Coach Aliotti left some big shoes to fill. Once an Oregon Duck himself, new defensive coordinator Don Pellum has had his fair share of experiences on the gridiron. Aliotti passes on his advice to Pellum, saying, “‘You have to be your own guy and do it your way. Don’t try and be something you’re not. Whatever you do, make sure you’re an expert in what you’re doing because you have to have all the answers. As long as you know what you’re doing and what your direction is, you’ll have all the answers. Stay true to yourself.'”
While Duck fans knew this day would eventually come, they just didn’t want it to until “next year.”
Aliotti had never intended to have the attention all on him. “Knowing it was my last game, you don’t go saying ‘win this one for me.’ But inside I said, ‘I’ve gone out so well, I’d like to go out with a win in this bowl game.’ We went out and played a very good defensive game, scoring two touchdowns on defense.”
Aliotti continues, “Going out that way and walking off that field, I’ll never forget that moment.”
Thank you Coach Aliotti for all your hard work and dedication to the Oregon Ducks.
Top Photo by Cliff Grassmick
Ashley Young is current senior at the University of Oregon and grew up an avid Seattle Seahawks fan, despite all the ups and downs of past seasons. She has made her way to the University of Oregon and now loves watching the Ducks dominate in all sports. In her spare time, she has discovered a passion through the sport of Ultimate Frisbee and is a co-captain for the University of Oregon Women’s Ultimate team, last year’s national champions. Twitter: @AshleyHopeYoung
FishDuck….you are one WEIRD Dude.
I’ve heard that before.
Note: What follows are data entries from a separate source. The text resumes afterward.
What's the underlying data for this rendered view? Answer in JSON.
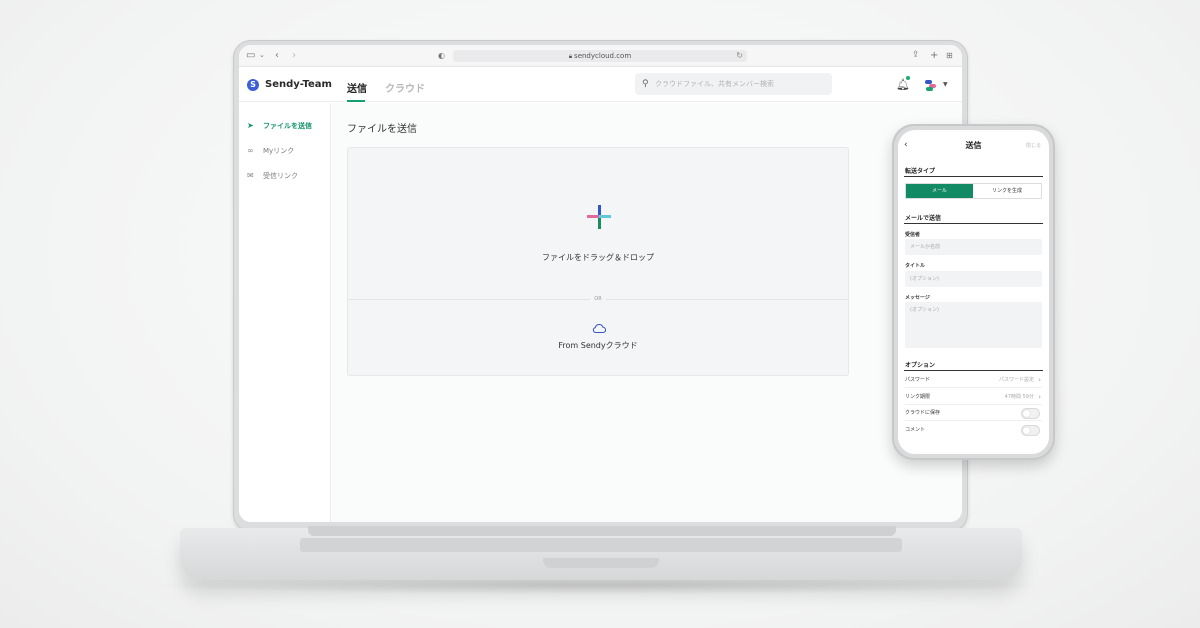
{
  "browser": {
    "url": "sendycloud.com",
    "sidebar_icon": "sidebar-toggle-icon",
    "back_icon": "chevron-left-icon",
    "forward_icon": "chevron-right-icon",
    "share_icon": "share-icon",
    "new_tab_icon": "plus-icon",
    "tabs_icon": "tab-overview-icon"
  },
  "header": {
    "logo_letter": "S",
    "brand": "Sendy-Team",
    "tabs": [
      {
        "label": "送信",
        "active": true
      },
      {
        "label": "クラウド",
        "active": false
      }
    ],
    "search_placeholder": "クラウドファイル、共有メンバー検索",
    "accent": "#15a071"
  },
  "sidebar": {
    "items": [
      {
        "label": "ファイルを送信",
        "icon": "paper-plane-icon",
        "active": true
      },
      {
        "label": "Myリンク",
        "icon": "link-icon",
        "active": false
      },
      {
        "label": "受信リンク",
        "icon": "mail-icon",
        "active": false
      }
    ]
  },
  "main": {
    "title": "ファイルを送信",
    "drop_text": "ファイルをドラッグ＆ドロップ",
    "or_text": "OR",
    "cloud_text": "From Sendyクラウド"
  },
  "phone": {
    "title": "送信",
    "close_label": "閉じる",
    "transfer_type_heading": "転送タイプ",
    "segments": [
      "メール",
      "リンクを生成"
    ],
    "email_heading": "メールで送信",
    "recipient_label": "受信者",
    "recipient_placeholder": "メールか名前",
    "subject_label": "タイトル",
    "subject_placeholder": "(オプション)",
    "message_label": "メッセージ",
    "message_placeholder": "(オプション)",
    "options_heading": "オプション",
    "options": [
      {
        "label": "パスワード",
        "value": "パスワード設定"
      },
      {
        "label": "リンク期限",
        "value": "47時間 59分"
      },
      {
        "label": "クラウドに保存",
        "toggle": false
      },
      {
        "label": "コメント",
        "toggle": false
      }
    ],
    "accent": "#128a63"
  }
}
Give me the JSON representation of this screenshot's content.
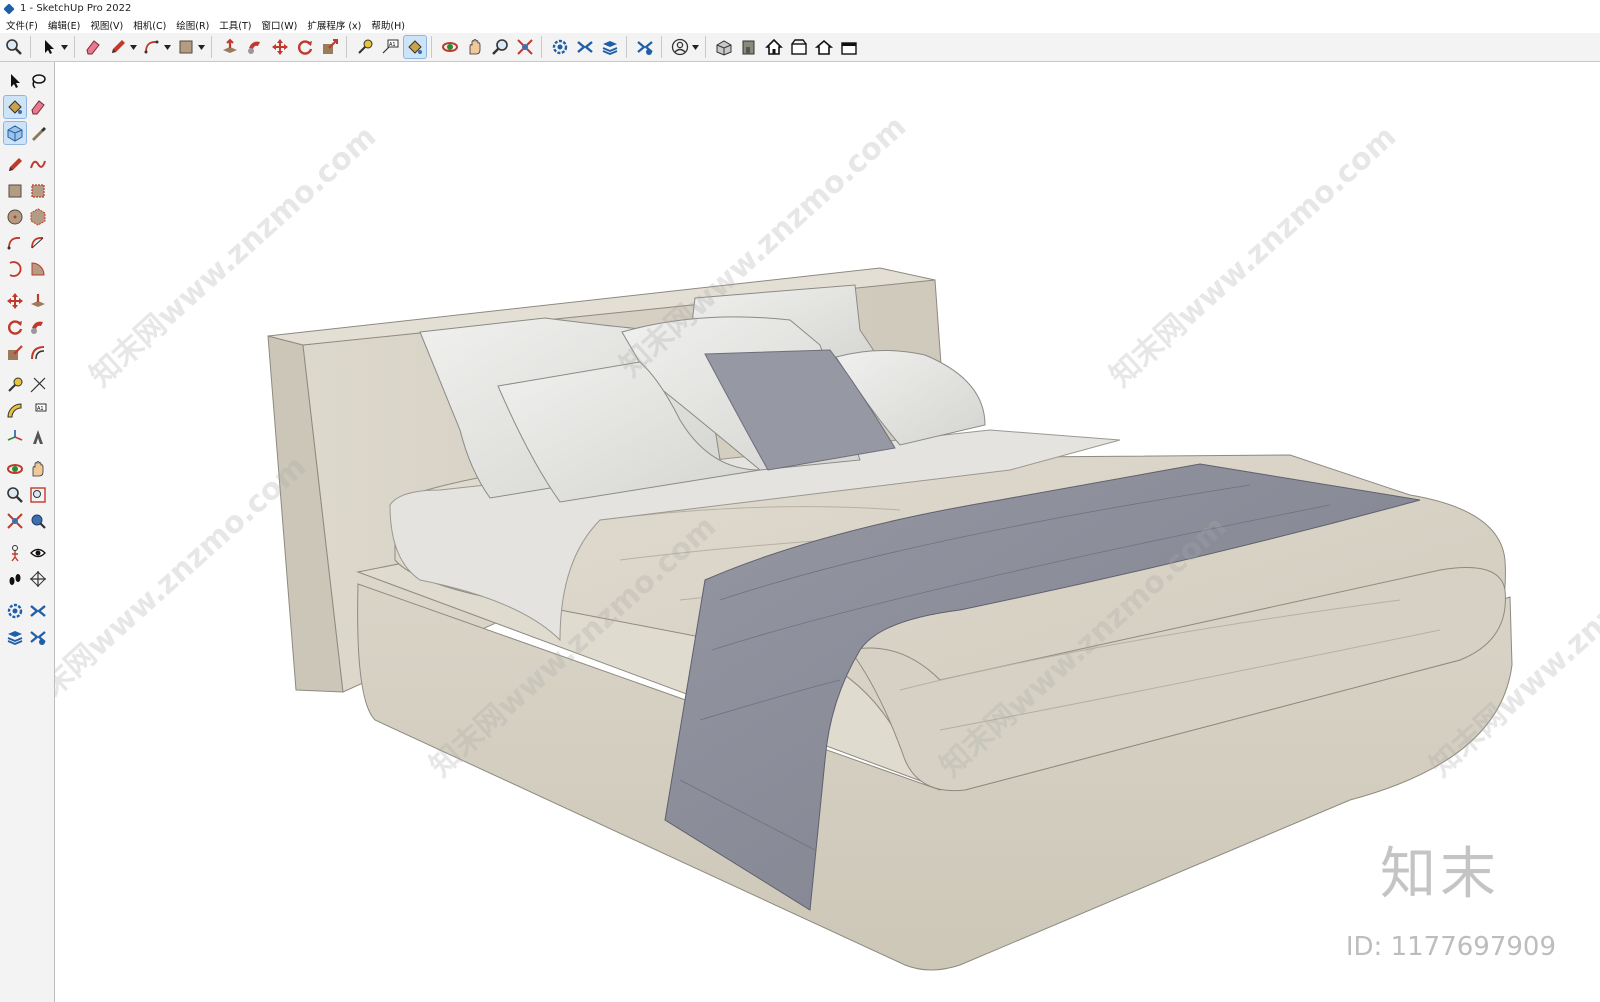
{
  "window": {
    "title": "1 - SketchUp Pro 2022"
  },
  "menu": [
    "文件(F)",
    "编辑(E)",
    "视图(V)",
    "相机(C)",
    "绘图(R)",
    "工具(T)",
    "窗口(W)",
    "扩展程序 (x)",
    "帮助(H)"
  ],
  "toolbar": {
    "icons": [
      "zoom-icon",
      "select-icon",
      "eraser-icon",
      "pencil-icon",
      "arc-icon",
      "rectangle-icon",
      "push-pull-icon",
      "follow-me-icon",
      "move-icon",
      "rotate-icon",
      "scale-icon",
      "tape-measure-icon",
      "text-icon",
      "paint-bucket-icon",
      "orbit-icon",
      "pan-icon",
      "zoom-window-icon",
      "zoom-extents-icon",
      "warehouse-icon",
      "extension-icon",
      "layer-icon",
      "sandbox-icon",
      "profile-icon",
      "iso-view-icon",
      "front-view-icon",
      "home-view-icon",
      "top-view-icon",
      "house-icon",
      "back-view-icon"
    ]
  },
  "watermark": {
    "text": "知末网www.znzmo.com",
    "brand": "知末",
    "id": "ID: 1177697909"
  },
  "colors": {
    "toolbar_bg": "#f3f3f3",
    "fabric_beige": "#d8d3c6",
    "pillow_white": "#e6e6e4",
    "throw_grey": "#8a8c99"
  }
}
Often people do not like my contrarian view to some topics, but being a football critic is who I am.
I will call it as I see it whether positive or negative, and I will never create anything to simply generate a response; I believe in everything I write.
If we were all in agreement, then there are fewer opportunities to learn and I do love the debates we have in our protected environment. More discussion creates more learning, which makes us all better fans. Let’s make the most of it!